Biotin (vitamin H or B8) is exclusively synthesized by plants and microorganisms. In plant cells, the last step of the biotin biosynthetic pathway is catalyzed by the biotin synthase protein. An Arabidopsis thaliana cDNA, called bio2, had been previously isolated in the laboratory, and the corresponding protein over-expressed in Escherichia coli cells and purified. However, no biotin synthase activity was associated with this protein, so that the mechanism of the plant enzyme reaction was still unknown.
The development of biochemical sensitive tests allowed the first detection and accurate quantification of a plant biotin synthase activity, using protein extracts from bacteria overexpressing the Arabidopsis Bio2 protein. Under optimized assay conditions, the turnover number of the reaction was > 2h-1, indicating that biotin synthase from Arabidopsis is not, as suggested for bacteria, a simple reactant. The purification of the A. thaliana recombinant protein shows that bio2 gene product, like its bacterial counterpart, needs additional proteins to function. In an in vitro plant-reconstituted system, only mitochondrial fractions (prepared from pea leaves and potato tubers) efficiently restore the biotin synthase activity driven by Bio2 protein. A biochemical screening of potato mitochondrial matrix (fractionation and in vitro reconstitution experiments) together with a genomic based research in the A. thaliana databank allowed us to identify mitochondrial adrenodoxin (Adx), adrenodoxin reductase (AdxR) and cysteine desulfurase (Nfs1) proteins as essential components for the plant biotin synthase reaction. Arabidopsis cDNAs encoding these proteins were cloned into expression vectors, and the corresponding proteins overexpressed in E. coli cells. The in vitro stimulation of biotin synthase activity by the Nfs1 protein strongly support the idea that cysteine is the initial sulphur​ donor for biotin in plant mitochondria. The purification of recombinant Adx and AdxR of A. thaliana enables us to establish the first biochemical characterization of a plant Adx/AdxR reaction. These two purified recombinant proteins formed in vitro an efficient low potential electron transfer chain that interacted with the bio2 gene product to reconstitute a functional plant biotin synthase complex. Thus, Bio2 from Arabidopsis is the first identified protein partner in higher plants for this specific mitochondrial redox chain. The electron transfer between the different components of the plant biotin synthase complex requires protein-protein interactions. A preliminary analysis of these interactions was realized. In parallel, we initiated the structural study of the bio2 gene product of A. thaliana in order to complete the functional characterization of biotin synthase reaction in plant cells.

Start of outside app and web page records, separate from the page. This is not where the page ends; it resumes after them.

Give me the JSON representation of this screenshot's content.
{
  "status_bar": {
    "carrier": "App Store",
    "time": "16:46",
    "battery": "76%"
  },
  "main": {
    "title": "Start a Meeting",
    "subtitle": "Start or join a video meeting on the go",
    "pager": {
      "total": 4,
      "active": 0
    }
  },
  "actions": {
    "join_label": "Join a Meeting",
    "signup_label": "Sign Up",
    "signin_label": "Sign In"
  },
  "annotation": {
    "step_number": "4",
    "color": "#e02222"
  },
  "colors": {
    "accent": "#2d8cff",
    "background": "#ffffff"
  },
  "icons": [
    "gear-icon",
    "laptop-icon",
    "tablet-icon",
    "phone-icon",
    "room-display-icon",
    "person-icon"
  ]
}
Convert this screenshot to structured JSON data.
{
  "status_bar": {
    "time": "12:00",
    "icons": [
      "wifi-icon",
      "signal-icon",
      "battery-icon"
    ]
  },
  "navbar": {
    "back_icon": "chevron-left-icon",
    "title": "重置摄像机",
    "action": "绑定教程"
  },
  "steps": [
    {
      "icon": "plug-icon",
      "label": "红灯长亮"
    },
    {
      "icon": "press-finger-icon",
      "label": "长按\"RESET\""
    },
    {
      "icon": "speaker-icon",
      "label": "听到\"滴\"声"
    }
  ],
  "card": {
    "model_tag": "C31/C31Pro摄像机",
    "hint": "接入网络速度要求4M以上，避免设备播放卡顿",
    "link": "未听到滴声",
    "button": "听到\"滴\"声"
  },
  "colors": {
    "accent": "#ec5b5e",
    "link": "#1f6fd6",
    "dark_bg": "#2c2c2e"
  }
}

In conclusion, the biochemical characterization of the A. thaliana biotin synthase reaction demonstrates the importance of plant mitochondria in biotin biosynthesis. Moreover, the identification and the involvement of mitochondrial Adx/AdxR redox chain in this vitamin synthesis opens up future prospects in the understanding of the biotin synthase activity regulation in plant cells.

Biotin synthase, Arabidopsis thaliana, Mitochondria, Adrenodoxin, Adrenodoxin reductase, Cysteine desulfurase, Fe-S clusters, Protein-protein interactions